A pair of Ohio lawmakers have launched a taskforce to investigate the Pension Benefit Guaranty Corporation’s (PBGC) decision to slash a non-union pension fund as part of the auto bailout.
Reps. Tim Ryan (D.) and Michael Turner (R.) hope to use the Auto Industry Pension Task Force to investigate whether officials from the White House or Treasury Department interfered in the PBGC’s handling of bankrupt auto parts manufacturer Delphi’s pension system.
The PBGC is an independent backstop for retirement funds. It cut pensions for more than 20,000 non-union employees in 2009 to pull Delphi out of bankruptcy, while preserving union retirement plans with a $1 billion top-off from bailed-out General Motors.
Several congressional investigations have revealed emails between officials at the PBGC and the Treasury Department, which oversaw the auto bailout.
"We’re assembling members of Congress who understand this complete injustice … to make certain that we bring to light the information that went into this decision," Turner said. "We didn’t want to see this issue wane; this is the best way to continue our momentum and continue the investigation."

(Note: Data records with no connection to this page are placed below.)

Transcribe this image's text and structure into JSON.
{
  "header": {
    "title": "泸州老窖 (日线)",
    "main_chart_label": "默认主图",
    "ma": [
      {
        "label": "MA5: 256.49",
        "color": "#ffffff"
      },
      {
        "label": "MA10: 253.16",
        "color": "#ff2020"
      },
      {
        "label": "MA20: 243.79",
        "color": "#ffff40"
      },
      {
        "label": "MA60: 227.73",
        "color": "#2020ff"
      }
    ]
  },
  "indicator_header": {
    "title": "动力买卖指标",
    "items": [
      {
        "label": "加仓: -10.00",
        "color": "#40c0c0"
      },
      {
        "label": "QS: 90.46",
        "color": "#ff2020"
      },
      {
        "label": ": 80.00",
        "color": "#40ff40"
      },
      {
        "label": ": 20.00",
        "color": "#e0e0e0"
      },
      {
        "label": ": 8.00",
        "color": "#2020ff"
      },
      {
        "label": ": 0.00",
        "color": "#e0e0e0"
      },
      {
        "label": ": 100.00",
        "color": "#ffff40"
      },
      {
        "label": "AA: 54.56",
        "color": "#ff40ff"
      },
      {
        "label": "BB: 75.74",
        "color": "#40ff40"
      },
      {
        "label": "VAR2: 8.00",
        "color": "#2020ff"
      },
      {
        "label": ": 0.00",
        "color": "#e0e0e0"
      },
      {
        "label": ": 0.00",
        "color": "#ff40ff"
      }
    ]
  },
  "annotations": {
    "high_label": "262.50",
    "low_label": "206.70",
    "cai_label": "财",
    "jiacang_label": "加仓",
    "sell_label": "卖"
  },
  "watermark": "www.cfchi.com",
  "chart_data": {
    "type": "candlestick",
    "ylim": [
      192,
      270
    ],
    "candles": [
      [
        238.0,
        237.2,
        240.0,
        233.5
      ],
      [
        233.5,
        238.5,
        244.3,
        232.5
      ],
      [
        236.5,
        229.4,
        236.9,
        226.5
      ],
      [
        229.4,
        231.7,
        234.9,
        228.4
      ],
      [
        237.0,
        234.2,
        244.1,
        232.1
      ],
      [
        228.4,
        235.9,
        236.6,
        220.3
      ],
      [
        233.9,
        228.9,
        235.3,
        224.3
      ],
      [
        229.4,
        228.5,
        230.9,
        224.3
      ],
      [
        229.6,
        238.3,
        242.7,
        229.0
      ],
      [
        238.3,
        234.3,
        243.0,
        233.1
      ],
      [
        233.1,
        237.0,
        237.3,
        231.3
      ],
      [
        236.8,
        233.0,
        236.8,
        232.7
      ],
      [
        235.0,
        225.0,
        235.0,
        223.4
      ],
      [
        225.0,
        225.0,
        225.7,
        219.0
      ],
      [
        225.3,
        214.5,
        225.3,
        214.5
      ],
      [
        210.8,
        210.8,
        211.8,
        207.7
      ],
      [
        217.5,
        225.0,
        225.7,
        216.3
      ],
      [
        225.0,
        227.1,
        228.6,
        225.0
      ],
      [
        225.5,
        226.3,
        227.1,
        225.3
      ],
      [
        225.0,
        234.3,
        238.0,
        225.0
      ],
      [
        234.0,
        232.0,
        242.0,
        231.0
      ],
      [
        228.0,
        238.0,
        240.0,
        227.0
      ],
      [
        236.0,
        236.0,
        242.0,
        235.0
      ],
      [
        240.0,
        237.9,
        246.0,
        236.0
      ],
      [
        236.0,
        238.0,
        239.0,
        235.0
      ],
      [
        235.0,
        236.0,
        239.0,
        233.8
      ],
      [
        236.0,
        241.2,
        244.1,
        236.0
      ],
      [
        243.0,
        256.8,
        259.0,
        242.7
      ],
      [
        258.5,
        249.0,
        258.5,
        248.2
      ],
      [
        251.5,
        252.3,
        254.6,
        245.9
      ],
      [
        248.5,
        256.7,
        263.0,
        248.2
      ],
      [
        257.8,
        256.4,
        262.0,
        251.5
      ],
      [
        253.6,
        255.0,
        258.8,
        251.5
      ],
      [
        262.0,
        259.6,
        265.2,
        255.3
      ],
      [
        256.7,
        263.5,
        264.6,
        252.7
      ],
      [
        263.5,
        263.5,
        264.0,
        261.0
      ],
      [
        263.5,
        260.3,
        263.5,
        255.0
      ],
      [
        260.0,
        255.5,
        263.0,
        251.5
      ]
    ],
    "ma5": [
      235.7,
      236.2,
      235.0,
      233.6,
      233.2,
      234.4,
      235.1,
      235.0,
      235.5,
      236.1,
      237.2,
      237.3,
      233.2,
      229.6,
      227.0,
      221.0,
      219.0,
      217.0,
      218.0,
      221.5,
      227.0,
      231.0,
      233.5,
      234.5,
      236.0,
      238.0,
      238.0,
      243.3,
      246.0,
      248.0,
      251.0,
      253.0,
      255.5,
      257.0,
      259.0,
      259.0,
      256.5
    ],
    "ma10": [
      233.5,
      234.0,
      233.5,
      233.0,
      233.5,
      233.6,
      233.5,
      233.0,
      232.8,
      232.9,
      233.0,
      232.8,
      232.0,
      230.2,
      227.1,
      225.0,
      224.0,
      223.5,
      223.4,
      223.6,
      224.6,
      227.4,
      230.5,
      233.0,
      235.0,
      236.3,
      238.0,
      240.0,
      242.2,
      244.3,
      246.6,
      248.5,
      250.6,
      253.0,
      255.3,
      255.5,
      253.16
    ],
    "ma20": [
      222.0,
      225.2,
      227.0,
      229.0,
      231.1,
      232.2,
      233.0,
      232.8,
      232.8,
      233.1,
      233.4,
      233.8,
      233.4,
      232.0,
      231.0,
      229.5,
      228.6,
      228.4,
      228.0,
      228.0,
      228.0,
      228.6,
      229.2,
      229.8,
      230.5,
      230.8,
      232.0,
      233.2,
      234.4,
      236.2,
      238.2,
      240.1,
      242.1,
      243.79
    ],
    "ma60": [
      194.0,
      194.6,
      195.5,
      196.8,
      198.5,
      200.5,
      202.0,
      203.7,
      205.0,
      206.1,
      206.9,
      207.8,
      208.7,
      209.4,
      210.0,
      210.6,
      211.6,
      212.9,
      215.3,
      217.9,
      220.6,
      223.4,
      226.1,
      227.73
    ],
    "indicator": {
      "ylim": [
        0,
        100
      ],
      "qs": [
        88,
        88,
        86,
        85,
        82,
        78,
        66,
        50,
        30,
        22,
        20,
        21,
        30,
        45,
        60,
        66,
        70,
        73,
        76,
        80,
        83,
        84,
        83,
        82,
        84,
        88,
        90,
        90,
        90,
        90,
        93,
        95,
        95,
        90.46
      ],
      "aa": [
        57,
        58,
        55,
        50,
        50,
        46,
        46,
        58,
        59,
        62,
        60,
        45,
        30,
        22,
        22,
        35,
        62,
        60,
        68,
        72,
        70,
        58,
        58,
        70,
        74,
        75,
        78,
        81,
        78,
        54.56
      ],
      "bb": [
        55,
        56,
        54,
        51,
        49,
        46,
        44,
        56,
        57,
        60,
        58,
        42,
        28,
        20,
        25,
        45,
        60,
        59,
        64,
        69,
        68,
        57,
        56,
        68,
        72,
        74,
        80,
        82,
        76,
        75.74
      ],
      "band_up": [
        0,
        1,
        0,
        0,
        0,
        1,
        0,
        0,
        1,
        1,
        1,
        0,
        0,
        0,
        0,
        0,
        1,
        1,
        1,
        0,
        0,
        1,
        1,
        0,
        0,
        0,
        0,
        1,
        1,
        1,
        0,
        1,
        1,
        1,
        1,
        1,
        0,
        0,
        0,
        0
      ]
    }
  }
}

Turner and Ryan represent districts in southwest and northeast Ohio that were home to major Delphi operations. The pair had considered the taskforce approach for some time before creating the bipartisan panel last week.
Four committees—Oversight, Education and Workforce, Financial Services, and Ways and Means—have launched investigations into the handling of the Delphi pensions. Turner said the taskforce will serve as a "clearinghouse" to keep each committee up-to-date on the case’s development.
"We are singly organized around one purpose whereas a committee has many different focuses," Turner said. "The taskforce enhances all of the [committee’s] efforts; we’re going to be coordinated and have consistency of focus that will right this obvious wrong."
Rep. Brian Higgins (D., N.Y.) was the first member to join the task force since House leadership approved it last week. Higgins did not return a request for comment by press time.
Other lawmakers familiar with the Delphi scandal have high hopes for the task force.
"Congress has a responsibility to help these workers get the answers they deserve," said Rep. Phil Roe (R., Tenn.), who has investigated the issue with the Education and Workforce Committee. "We're dealing with an administration that has no problem trying to bypass the authority of Congress, and I am pleased to see other members working to help resolve this issue."
Roe has yet to join the taskforce but is considering his options.
Former Delphi employees welcomed the formation of the taskforce as a step in the right direction. Den Black, who spent more than 30 years working at GM and Delphi and saw his pension slashed by the PBGC, said he hopes the taskforce can cut through the red tape that has stymied the committee investigations.
"It’s like pushing a 1,000-ton granite rock with this administration," Black said. "In our four-year ordeal, this is the first time that we’ve had people from both sides of the aisle team up like this. … I hope they can pull [administration officials] back under oath so we can get this fixed."